HealthCare Synergy Newsletter, August 16, 2011
Source material courtesy of USA Today
Among the health sector, Medicare costs for Hospice have increased the most due to for-profit companies increasing their focus on the Hospice market. According to Medicare records, Medicare spending on Hospice increased by 70% ($4.3 billion) between 2005 and 2009.
According to a recent report by the inspector general for Health and Human Services, for-profit hospices received a 29% increase in revenue compared with non-profit hospices. Medicare still pays for 84% of all Medicare eligible hospice patients.
Recently, for-profit companies have allegedly selected their patients based on how long they are predicted to live and under how much care these patients may require. For example, a patient with Alzheimer’s will more likely live longer and require less care compared to a patient with terminal cancer. Under these circumstances a Hospice organization may be placing their gross revenue as more important than providing care for their patients.

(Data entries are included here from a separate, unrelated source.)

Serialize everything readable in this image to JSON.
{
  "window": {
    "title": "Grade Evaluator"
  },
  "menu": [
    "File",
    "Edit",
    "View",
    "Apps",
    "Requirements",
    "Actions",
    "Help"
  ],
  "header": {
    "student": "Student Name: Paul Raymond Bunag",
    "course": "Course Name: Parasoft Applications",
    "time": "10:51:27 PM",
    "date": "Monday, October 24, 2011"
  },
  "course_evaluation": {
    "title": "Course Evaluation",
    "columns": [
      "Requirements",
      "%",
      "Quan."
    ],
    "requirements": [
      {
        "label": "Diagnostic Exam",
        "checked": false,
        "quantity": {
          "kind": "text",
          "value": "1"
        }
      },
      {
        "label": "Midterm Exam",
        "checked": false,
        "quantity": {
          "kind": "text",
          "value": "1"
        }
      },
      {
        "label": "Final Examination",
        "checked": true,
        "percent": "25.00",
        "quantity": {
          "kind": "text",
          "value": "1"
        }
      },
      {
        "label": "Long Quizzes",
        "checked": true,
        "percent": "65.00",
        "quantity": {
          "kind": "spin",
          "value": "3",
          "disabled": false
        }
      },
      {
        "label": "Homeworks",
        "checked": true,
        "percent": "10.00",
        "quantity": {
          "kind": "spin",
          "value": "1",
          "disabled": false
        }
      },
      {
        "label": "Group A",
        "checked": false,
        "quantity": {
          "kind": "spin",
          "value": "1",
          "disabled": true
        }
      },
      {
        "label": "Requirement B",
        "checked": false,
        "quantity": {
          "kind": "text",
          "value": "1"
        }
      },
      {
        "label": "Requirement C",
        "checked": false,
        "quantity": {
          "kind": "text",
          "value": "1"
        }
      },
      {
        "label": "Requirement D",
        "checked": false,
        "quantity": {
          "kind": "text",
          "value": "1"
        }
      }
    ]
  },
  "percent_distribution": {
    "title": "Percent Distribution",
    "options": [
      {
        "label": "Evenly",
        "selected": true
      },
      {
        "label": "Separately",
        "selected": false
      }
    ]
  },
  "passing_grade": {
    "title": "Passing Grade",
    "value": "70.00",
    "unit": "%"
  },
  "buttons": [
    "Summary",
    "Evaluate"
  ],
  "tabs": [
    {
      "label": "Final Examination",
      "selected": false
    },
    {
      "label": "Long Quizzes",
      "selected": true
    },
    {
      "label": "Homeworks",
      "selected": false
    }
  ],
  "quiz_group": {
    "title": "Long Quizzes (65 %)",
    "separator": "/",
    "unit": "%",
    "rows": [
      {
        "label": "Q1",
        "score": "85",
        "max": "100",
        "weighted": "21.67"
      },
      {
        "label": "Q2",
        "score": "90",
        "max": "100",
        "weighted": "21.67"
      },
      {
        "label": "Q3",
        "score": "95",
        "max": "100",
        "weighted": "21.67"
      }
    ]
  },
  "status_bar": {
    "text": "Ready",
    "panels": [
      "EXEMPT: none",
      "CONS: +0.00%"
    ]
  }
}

Alzheimer’s and dementia hospice patients increased from 28,000 to 174,000 from 1998 to 2008, according to the Medicare Payment Advisory Committee. A report completed by the inspector general concluded that 90% of these hospice cases were from patients that previously resided in nursing facilities before entering hospice. In less than 10 years, there were more than six times as many hospice patients receiving care from the start of the decade.